## EXERCISE BRIEF:
Write only the number of lines below in which "moose" occurs.

## DATA:
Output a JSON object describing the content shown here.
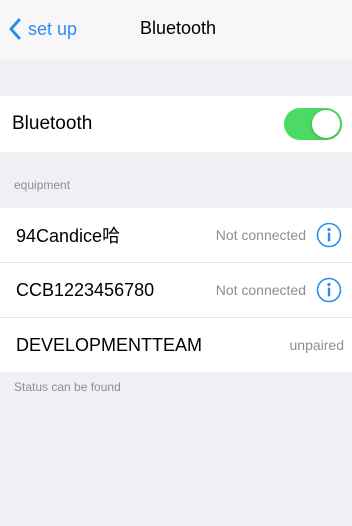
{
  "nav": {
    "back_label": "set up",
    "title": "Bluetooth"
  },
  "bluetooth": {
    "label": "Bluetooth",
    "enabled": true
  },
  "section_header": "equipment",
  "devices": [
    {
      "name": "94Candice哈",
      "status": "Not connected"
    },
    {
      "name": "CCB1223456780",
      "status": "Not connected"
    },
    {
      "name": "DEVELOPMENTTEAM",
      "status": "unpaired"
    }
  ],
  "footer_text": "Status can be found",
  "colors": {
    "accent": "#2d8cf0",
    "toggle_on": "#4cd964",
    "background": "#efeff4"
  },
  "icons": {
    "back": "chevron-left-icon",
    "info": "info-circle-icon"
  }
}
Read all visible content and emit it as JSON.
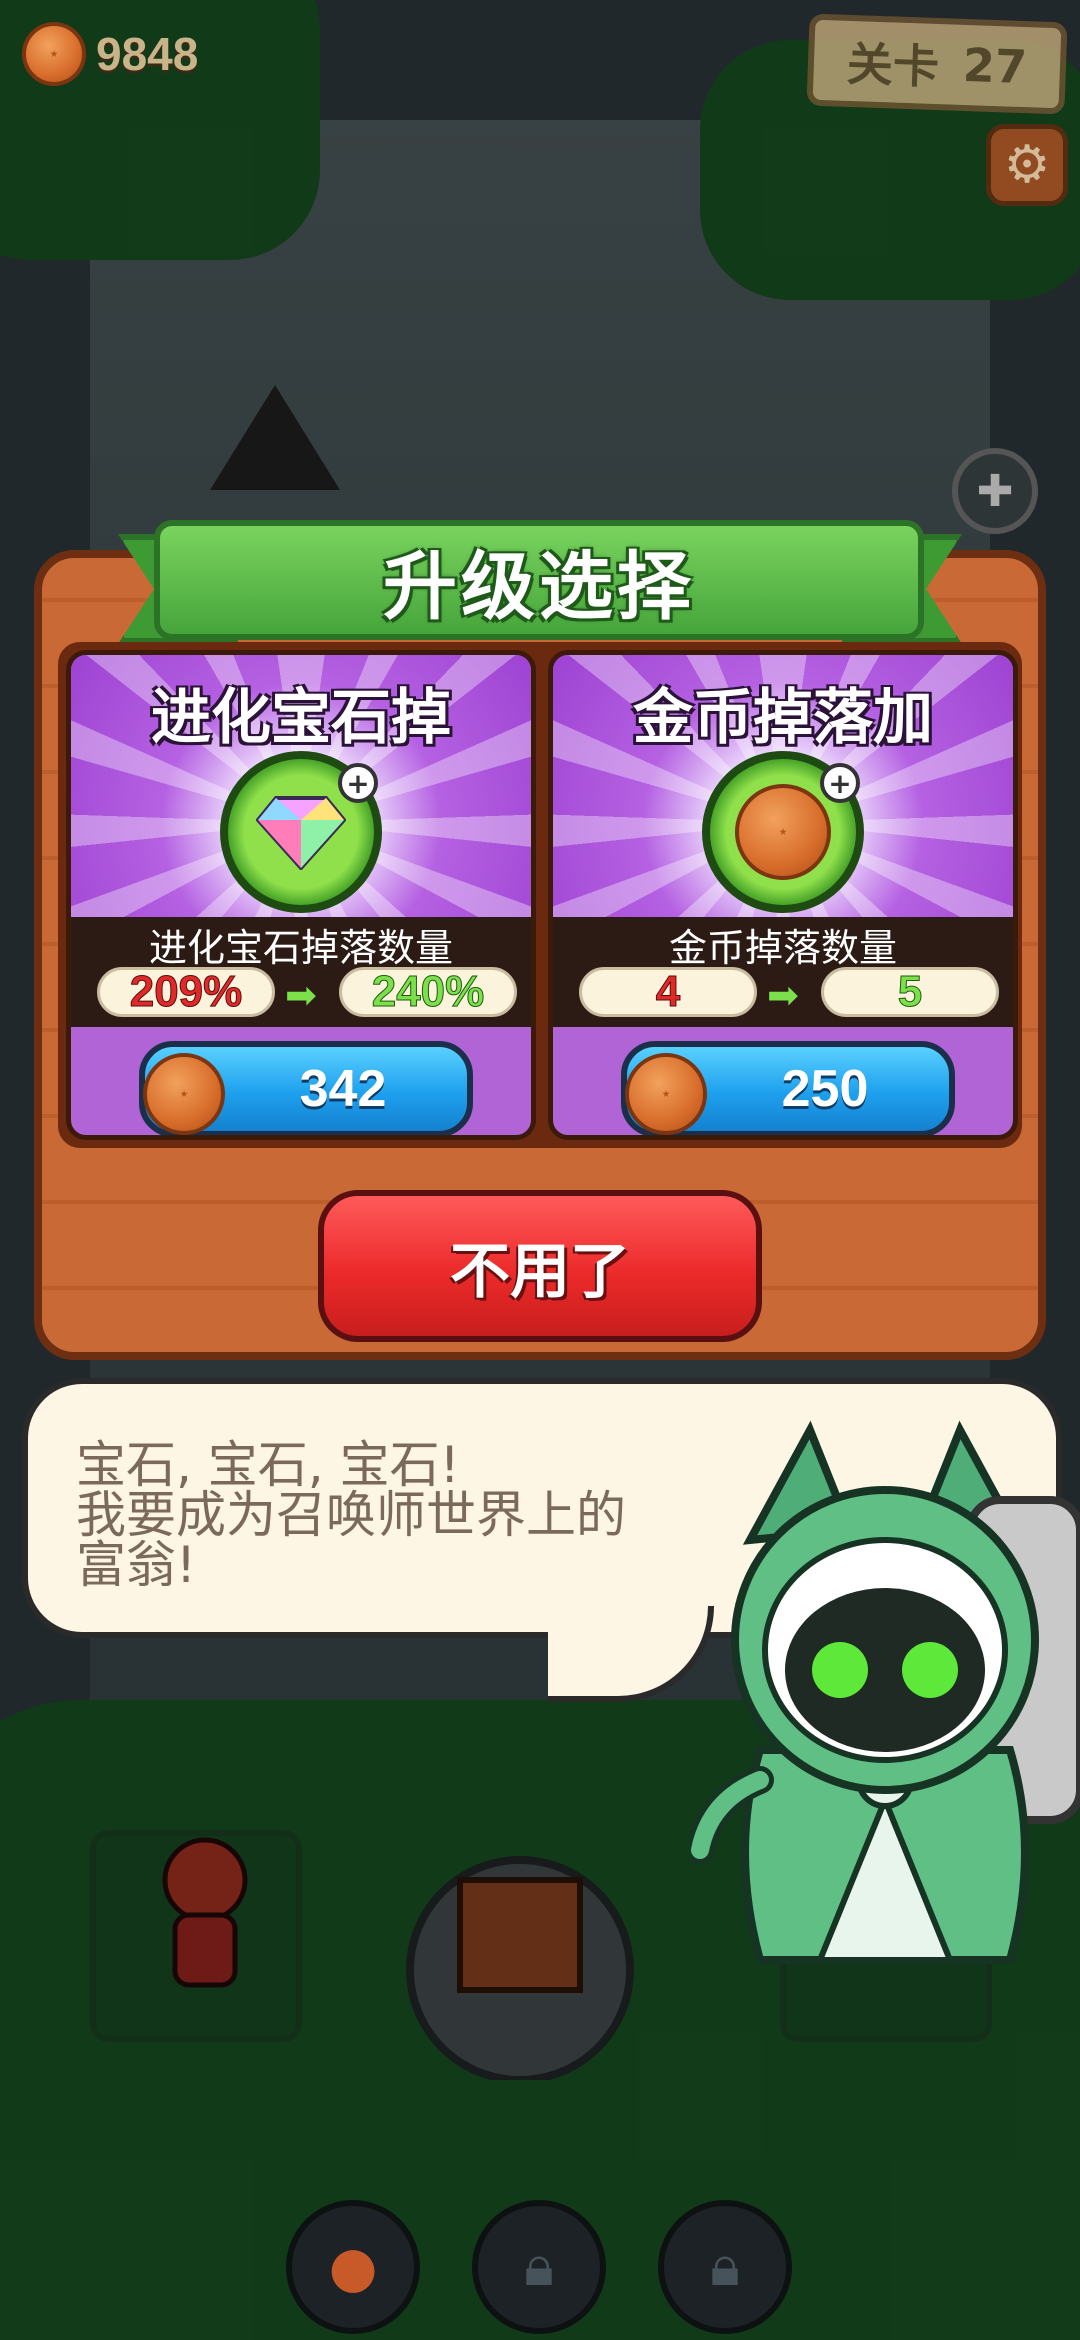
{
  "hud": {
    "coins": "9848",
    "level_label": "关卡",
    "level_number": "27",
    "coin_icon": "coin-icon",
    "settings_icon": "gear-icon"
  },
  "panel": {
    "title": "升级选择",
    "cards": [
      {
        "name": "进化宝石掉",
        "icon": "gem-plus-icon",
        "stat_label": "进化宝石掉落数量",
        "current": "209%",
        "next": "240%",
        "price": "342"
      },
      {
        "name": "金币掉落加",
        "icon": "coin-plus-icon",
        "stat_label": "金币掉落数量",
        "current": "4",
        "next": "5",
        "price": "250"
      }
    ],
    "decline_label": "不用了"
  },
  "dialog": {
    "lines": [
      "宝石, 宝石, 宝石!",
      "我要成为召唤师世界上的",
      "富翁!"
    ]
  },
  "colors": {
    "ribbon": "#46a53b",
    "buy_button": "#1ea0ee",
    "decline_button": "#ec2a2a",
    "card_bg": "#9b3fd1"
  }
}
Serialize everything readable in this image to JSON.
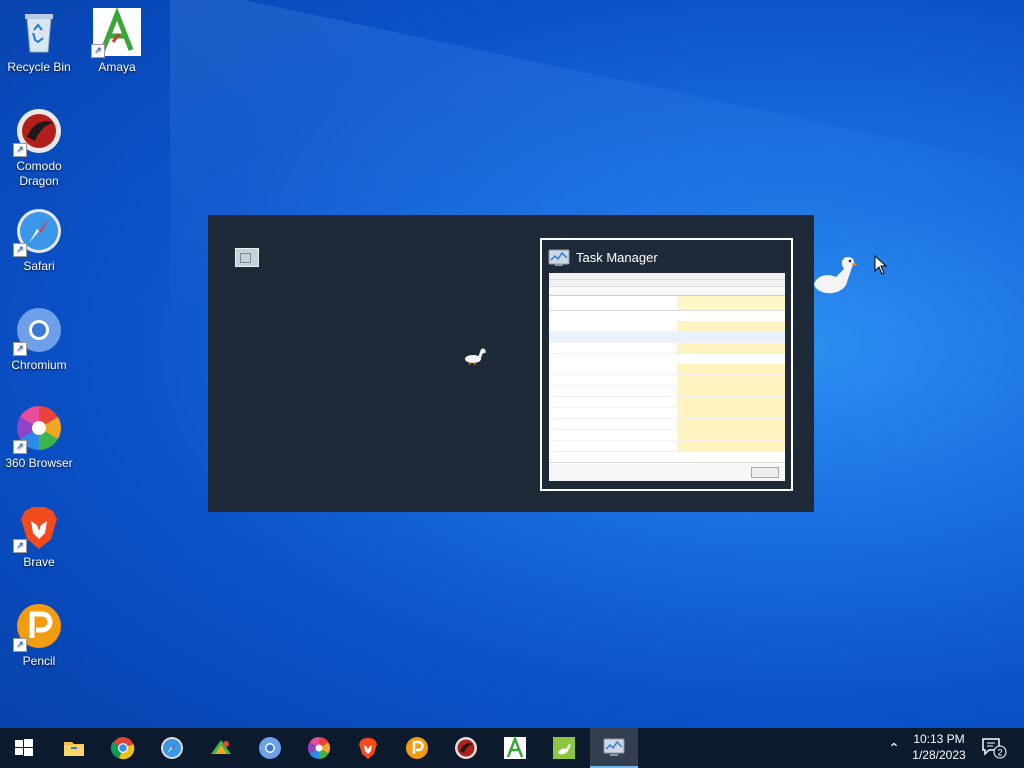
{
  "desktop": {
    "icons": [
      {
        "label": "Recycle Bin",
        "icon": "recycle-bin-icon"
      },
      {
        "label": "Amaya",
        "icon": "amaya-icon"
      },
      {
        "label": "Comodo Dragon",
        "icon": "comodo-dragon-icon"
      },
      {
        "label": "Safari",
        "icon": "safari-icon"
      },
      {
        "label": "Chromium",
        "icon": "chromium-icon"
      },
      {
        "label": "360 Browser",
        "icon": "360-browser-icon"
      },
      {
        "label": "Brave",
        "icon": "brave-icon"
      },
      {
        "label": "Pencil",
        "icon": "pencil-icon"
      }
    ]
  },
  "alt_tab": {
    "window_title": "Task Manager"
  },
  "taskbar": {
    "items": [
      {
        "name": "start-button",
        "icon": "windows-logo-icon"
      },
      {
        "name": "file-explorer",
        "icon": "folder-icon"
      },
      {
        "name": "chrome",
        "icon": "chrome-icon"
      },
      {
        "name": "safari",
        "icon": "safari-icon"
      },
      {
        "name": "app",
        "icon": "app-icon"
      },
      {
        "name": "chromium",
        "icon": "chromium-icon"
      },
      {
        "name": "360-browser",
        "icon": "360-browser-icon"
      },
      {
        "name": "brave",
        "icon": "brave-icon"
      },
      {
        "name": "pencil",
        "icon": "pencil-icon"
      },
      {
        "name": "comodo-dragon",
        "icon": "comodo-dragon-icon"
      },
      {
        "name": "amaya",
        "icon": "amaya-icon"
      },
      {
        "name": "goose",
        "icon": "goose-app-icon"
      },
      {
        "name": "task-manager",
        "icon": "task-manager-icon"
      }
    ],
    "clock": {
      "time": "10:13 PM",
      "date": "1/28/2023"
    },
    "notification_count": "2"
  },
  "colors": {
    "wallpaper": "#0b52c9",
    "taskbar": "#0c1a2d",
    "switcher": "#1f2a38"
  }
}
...
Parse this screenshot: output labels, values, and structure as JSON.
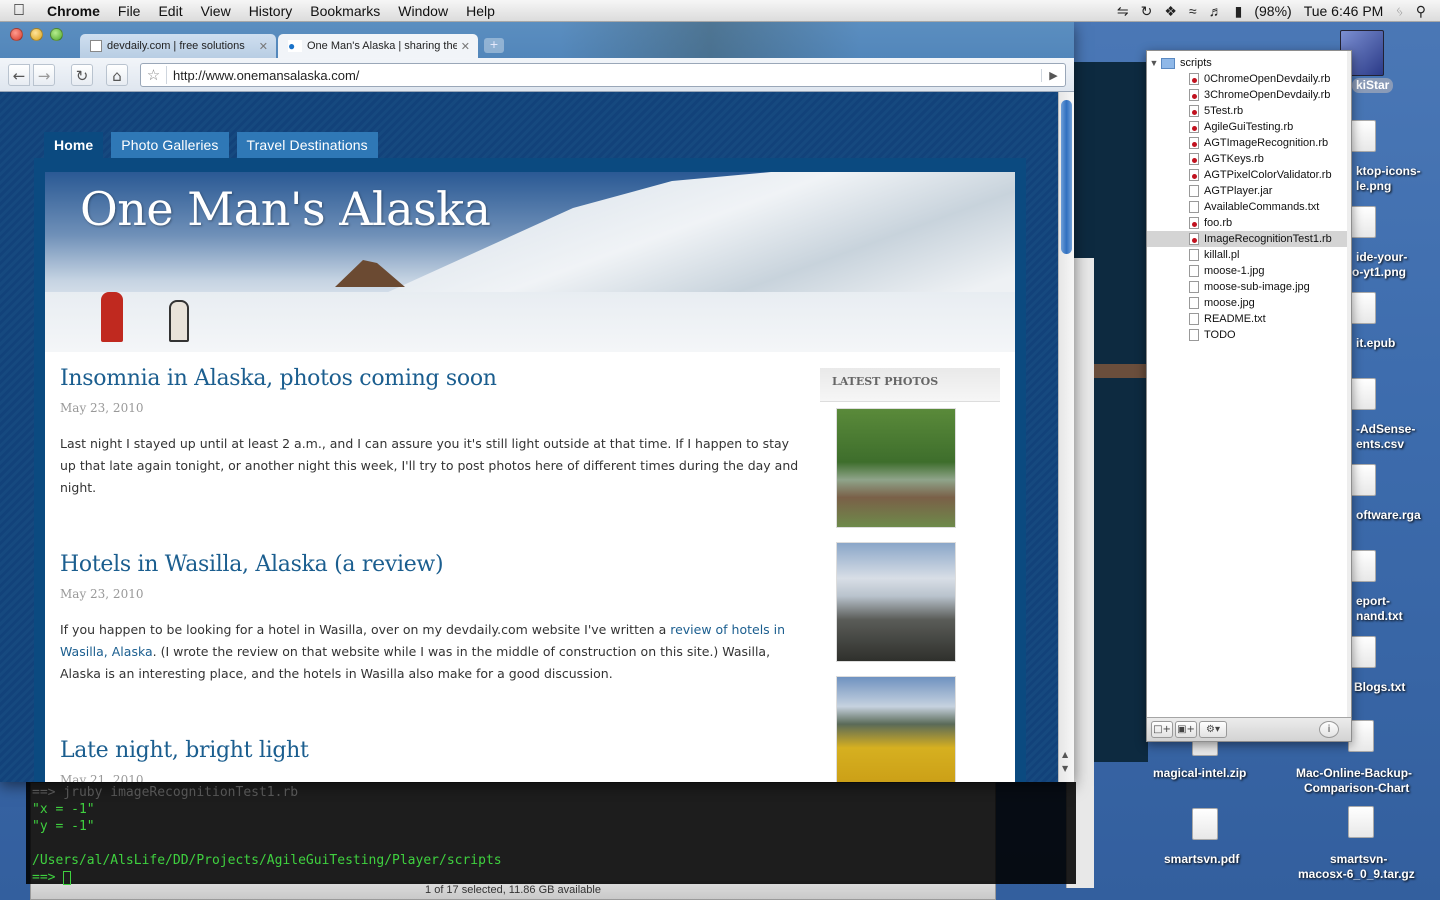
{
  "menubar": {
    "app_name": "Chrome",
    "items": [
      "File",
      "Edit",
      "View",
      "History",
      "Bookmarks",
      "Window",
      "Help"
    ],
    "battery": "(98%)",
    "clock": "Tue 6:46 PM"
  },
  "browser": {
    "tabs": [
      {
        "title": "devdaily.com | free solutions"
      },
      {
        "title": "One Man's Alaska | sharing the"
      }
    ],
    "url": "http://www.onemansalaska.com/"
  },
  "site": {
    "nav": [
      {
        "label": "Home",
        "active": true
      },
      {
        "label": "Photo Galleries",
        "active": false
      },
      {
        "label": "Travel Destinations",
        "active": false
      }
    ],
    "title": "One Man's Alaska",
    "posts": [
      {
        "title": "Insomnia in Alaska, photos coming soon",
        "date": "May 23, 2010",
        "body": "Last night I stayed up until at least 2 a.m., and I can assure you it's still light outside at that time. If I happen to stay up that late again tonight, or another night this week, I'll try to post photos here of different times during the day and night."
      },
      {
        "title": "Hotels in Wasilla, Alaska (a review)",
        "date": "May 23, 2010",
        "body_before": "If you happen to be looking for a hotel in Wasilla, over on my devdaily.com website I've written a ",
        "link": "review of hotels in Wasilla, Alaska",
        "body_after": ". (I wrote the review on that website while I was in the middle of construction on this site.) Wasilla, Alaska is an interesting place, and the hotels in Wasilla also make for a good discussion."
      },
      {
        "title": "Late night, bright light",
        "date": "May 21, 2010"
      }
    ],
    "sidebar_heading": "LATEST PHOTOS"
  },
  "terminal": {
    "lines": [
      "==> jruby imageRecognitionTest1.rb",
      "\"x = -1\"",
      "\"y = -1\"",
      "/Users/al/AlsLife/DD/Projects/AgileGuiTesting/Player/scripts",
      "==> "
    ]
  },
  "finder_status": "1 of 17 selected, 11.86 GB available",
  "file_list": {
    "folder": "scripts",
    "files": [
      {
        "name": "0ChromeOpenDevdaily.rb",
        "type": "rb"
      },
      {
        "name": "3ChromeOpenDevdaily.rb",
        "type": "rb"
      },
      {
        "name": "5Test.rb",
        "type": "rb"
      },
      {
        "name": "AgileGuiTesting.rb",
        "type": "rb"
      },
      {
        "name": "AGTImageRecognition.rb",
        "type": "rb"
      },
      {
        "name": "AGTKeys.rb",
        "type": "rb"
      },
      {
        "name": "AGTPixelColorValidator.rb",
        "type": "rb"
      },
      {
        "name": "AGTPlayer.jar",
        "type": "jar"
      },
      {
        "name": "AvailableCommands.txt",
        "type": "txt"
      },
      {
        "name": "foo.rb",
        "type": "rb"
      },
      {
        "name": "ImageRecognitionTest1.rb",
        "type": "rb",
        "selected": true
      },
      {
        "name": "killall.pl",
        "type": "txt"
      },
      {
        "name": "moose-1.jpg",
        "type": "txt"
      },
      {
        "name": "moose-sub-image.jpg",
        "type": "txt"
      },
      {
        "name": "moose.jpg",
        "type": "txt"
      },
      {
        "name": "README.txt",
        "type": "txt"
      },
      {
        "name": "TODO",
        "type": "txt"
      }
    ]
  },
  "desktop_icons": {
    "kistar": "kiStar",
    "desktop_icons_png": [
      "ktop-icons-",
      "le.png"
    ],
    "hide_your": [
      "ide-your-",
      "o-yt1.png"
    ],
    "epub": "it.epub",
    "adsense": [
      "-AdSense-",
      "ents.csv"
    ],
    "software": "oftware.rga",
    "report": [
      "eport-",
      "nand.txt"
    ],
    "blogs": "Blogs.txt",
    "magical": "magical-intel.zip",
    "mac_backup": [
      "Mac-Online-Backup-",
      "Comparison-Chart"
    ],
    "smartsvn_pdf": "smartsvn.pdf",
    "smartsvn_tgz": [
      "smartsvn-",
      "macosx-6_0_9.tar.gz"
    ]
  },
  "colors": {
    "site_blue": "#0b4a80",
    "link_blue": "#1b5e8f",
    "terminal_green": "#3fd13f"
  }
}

## ANSWER SECTION:
3